Breastfeeding in Infancy May Slow Onset of Adult Schizophrenia

     Schizophrenia is a psychotic disorder, which causes severely impaired thinking, emotions, and unusual behaviors. Schizophrenic patients are typically unable to recognize sensory stimuli and may have enhanced perceptions of sounds, colors, and other features of their environment. Most schizophrenics, if untreated, gradually withdraw from interactions with other people, and lose their ability to take care of personal needs and grooming.

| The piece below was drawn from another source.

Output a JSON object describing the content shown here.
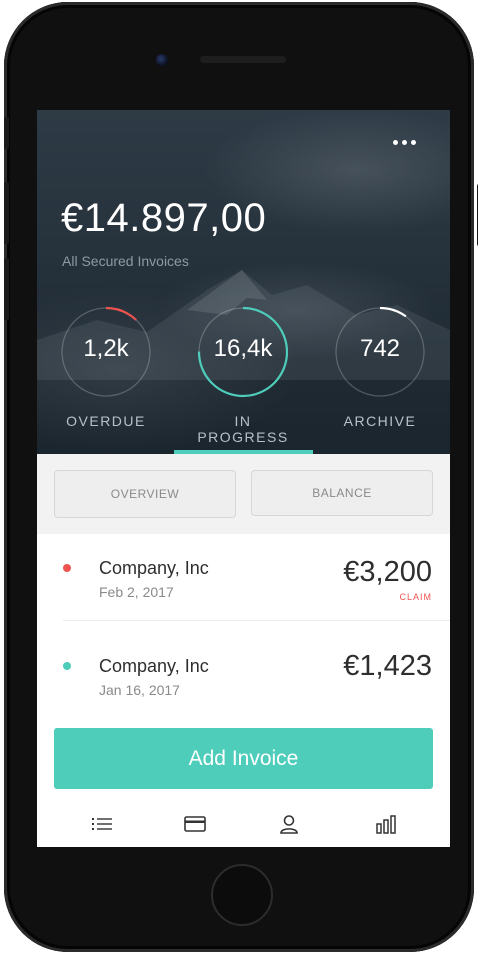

     A small study from 2003 suggests that breastfeeding in infancy may delay the age of onset of schizophrenia.(1) This study included patients who were admitted to a psychiatric ward and outpatients who were attending the community mental health center. Only those patients who had living mothers were approached and breastfeeding histories of patients and control subjects were obtained from their mothers. There was a positive correlation between the duration of breastfeeding and age at onset of illness; the longer the baby was breastfed the later was the age of onset of schizophrenia.

     According to the researchers, the probable mechanism may be that human milk contains long chain polyunsaturated fatty acids such as docosahexaenoic acid (DHA) and arachidonic acid, which are essential in the development of the central nervous system. Thus, human milk may be the optimal food for the brain development. Schizophrenia is a neurodevelopment disorder and therefore breast milk might postpone the onset of illness in schizophrenic patients.

Sonia Shoukat  M.D.

Thomas W. Hale Ph.D.

References:

1. M.Amore, C.Balista, R.G.McCreadie, C.Cimmino, F.Pisani, G.Bevilacqua, G.Ferrari. Can Breast-feeding Protect against Schizophrenia. Biol Neonate 2003;83;97-101.